**To do**
Work out how many lines of the listing hold "phone" and return that number by itself.

------------------------------

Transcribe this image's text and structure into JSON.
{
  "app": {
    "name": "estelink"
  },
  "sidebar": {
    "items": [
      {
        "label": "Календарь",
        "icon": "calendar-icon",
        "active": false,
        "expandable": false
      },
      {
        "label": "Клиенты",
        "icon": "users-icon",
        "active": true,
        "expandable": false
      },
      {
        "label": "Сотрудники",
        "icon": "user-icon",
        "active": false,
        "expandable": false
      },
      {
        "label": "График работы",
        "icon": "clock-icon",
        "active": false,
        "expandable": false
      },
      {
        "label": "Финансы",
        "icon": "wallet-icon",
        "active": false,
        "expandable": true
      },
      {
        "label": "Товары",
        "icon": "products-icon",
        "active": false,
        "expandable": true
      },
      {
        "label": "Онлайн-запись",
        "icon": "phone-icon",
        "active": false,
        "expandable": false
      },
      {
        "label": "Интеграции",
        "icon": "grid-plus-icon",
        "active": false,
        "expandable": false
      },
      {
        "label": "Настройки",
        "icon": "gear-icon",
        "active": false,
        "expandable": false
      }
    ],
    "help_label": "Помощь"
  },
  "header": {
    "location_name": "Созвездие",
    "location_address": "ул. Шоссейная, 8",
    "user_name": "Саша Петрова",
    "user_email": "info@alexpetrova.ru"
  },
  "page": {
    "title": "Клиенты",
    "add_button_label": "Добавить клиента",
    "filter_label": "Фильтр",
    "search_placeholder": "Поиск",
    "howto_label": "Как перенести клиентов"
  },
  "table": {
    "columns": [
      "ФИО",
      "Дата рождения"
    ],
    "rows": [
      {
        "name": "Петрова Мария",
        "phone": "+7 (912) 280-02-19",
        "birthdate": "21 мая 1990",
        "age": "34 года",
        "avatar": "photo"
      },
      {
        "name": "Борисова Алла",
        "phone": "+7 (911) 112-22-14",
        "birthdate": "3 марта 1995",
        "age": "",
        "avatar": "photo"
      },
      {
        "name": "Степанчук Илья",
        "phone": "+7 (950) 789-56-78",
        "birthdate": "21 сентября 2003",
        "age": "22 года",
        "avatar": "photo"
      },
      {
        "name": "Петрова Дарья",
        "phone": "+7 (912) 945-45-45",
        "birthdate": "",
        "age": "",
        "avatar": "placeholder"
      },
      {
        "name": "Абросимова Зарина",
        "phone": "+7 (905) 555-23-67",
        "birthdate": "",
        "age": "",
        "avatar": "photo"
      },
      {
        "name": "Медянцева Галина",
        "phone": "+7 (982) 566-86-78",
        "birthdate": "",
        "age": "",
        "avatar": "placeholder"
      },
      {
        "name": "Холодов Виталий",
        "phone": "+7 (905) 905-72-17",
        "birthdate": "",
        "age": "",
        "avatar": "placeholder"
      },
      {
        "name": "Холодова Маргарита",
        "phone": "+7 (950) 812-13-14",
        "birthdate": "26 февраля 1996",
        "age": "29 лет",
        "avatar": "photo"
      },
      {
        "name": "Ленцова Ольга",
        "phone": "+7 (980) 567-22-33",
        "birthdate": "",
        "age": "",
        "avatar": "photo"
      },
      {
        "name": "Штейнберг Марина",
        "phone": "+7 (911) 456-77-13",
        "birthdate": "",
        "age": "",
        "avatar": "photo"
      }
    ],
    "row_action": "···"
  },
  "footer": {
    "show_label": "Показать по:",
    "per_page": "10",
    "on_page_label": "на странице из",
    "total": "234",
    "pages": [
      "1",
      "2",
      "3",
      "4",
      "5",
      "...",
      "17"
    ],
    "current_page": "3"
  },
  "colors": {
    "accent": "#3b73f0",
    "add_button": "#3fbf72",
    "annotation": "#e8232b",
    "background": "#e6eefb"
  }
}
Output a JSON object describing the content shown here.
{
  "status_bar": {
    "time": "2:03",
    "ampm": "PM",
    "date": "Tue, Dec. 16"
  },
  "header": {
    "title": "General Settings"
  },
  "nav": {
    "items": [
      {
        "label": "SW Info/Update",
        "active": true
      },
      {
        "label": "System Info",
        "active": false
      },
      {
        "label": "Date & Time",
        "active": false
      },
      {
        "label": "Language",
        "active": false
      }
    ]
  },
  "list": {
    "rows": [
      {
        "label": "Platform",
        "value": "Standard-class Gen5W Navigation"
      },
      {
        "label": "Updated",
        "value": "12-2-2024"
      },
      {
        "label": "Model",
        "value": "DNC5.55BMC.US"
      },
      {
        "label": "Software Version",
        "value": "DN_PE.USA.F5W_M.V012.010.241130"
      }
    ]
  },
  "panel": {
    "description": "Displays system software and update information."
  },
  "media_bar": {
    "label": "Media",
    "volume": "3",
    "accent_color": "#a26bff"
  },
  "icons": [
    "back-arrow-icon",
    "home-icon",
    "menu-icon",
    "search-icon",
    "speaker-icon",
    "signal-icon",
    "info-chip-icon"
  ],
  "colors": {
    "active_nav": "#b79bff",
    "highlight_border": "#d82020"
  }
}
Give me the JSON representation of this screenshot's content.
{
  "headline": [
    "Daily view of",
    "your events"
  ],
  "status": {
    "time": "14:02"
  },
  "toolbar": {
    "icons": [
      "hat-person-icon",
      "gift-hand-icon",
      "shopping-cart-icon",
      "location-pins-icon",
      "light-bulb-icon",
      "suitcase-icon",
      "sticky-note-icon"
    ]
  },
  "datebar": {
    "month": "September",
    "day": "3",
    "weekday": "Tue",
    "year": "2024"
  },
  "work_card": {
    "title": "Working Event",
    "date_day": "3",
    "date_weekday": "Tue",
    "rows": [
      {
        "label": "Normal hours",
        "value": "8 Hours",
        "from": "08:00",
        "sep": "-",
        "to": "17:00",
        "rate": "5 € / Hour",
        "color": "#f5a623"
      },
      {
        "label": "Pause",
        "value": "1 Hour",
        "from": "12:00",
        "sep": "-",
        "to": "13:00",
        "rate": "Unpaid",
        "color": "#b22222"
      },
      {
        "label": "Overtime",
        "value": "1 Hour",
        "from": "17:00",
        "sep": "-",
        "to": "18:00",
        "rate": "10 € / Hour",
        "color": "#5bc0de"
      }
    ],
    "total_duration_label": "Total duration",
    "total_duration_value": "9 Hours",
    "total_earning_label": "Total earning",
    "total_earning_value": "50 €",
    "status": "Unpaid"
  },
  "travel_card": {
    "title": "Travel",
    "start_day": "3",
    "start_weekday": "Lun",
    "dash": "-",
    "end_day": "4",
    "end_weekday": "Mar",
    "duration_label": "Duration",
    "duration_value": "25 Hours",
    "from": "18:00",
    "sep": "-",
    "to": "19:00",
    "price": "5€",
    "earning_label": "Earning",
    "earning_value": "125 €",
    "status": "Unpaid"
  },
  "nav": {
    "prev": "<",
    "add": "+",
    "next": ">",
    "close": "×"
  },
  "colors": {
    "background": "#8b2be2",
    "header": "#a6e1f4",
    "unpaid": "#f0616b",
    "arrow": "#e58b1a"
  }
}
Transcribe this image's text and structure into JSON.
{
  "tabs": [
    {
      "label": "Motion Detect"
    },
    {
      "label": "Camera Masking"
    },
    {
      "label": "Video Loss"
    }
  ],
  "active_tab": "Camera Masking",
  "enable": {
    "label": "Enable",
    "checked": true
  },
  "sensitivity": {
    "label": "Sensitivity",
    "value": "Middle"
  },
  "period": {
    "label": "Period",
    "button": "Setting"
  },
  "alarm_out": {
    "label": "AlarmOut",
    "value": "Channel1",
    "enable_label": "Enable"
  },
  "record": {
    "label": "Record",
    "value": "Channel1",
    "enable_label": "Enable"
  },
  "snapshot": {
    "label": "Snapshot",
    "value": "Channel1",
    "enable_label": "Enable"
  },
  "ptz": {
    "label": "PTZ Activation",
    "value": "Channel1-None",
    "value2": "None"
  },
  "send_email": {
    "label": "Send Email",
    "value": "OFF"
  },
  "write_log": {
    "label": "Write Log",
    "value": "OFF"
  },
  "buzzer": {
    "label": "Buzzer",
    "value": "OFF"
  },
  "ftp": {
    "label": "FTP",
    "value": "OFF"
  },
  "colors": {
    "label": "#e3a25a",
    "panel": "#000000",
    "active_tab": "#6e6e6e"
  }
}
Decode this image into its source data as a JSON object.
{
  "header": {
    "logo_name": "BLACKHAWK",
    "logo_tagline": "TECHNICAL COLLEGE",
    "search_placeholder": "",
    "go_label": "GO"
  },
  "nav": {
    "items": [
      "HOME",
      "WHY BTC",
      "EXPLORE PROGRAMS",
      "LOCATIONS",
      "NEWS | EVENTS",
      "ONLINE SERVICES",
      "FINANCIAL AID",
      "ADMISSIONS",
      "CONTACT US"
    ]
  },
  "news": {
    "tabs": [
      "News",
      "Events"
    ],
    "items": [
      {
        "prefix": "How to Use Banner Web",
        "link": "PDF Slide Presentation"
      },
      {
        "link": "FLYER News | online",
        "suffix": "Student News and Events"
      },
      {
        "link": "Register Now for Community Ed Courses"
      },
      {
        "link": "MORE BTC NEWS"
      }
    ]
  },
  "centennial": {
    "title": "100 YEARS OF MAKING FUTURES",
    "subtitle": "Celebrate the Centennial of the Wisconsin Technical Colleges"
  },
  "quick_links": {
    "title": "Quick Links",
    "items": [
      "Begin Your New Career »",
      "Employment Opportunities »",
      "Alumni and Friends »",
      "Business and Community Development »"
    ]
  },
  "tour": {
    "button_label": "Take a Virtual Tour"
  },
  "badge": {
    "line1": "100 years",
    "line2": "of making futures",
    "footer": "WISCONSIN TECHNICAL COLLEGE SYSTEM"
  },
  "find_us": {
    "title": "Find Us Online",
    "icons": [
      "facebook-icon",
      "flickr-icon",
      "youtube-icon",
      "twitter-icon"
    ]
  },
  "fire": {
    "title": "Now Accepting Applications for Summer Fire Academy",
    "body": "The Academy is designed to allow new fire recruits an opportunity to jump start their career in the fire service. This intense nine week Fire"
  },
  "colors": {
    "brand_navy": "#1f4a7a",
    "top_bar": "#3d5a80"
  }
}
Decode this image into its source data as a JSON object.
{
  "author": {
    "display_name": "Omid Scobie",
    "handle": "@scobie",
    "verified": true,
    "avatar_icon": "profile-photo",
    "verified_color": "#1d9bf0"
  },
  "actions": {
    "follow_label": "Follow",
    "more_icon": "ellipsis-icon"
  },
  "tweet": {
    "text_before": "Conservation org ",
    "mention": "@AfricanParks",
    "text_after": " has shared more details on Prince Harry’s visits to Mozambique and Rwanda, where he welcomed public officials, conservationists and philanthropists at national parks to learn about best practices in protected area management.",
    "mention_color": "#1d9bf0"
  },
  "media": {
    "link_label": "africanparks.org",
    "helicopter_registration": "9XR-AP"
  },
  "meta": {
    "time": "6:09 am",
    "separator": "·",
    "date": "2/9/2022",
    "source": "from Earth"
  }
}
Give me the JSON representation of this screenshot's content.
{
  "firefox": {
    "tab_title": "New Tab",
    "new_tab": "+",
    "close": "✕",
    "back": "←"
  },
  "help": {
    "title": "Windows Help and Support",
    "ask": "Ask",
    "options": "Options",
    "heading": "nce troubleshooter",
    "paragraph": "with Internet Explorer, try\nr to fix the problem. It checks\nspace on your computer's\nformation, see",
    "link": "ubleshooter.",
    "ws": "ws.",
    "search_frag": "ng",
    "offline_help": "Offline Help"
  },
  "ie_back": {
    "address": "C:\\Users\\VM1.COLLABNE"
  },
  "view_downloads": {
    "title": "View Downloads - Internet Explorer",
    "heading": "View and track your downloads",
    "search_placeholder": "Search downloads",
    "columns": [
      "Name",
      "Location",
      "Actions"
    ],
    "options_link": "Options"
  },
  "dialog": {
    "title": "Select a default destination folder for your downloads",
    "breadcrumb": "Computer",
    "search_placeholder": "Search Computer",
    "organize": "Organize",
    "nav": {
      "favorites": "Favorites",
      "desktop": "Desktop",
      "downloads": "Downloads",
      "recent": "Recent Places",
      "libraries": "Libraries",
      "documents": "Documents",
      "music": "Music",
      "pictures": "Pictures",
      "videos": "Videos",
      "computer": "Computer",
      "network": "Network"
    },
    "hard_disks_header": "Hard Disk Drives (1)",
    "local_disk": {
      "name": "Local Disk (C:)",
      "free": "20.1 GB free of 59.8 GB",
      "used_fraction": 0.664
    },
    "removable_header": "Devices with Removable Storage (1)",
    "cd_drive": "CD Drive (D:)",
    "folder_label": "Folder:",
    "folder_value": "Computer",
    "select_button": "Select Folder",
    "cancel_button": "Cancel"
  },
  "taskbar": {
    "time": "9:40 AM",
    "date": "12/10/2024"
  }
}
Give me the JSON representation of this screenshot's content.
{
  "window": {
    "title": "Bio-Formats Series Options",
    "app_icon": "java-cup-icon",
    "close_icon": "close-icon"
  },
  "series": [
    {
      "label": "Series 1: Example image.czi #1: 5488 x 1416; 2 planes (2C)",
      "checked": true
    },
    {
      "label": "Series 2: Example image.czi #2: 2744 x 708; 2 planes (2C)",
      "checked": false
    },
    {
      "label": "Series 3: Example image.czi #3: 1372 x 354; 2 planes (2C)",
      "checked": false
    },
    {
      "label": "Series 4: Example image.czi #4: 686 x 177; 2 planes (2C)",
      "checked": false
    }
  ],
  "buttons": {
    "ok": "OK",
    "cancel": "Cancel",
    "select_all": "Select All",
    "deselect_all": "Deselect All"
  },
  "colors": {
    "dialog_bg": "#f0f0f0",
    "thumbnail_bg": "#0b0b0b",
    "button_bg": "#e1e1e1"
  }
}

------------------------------

**Solution**
11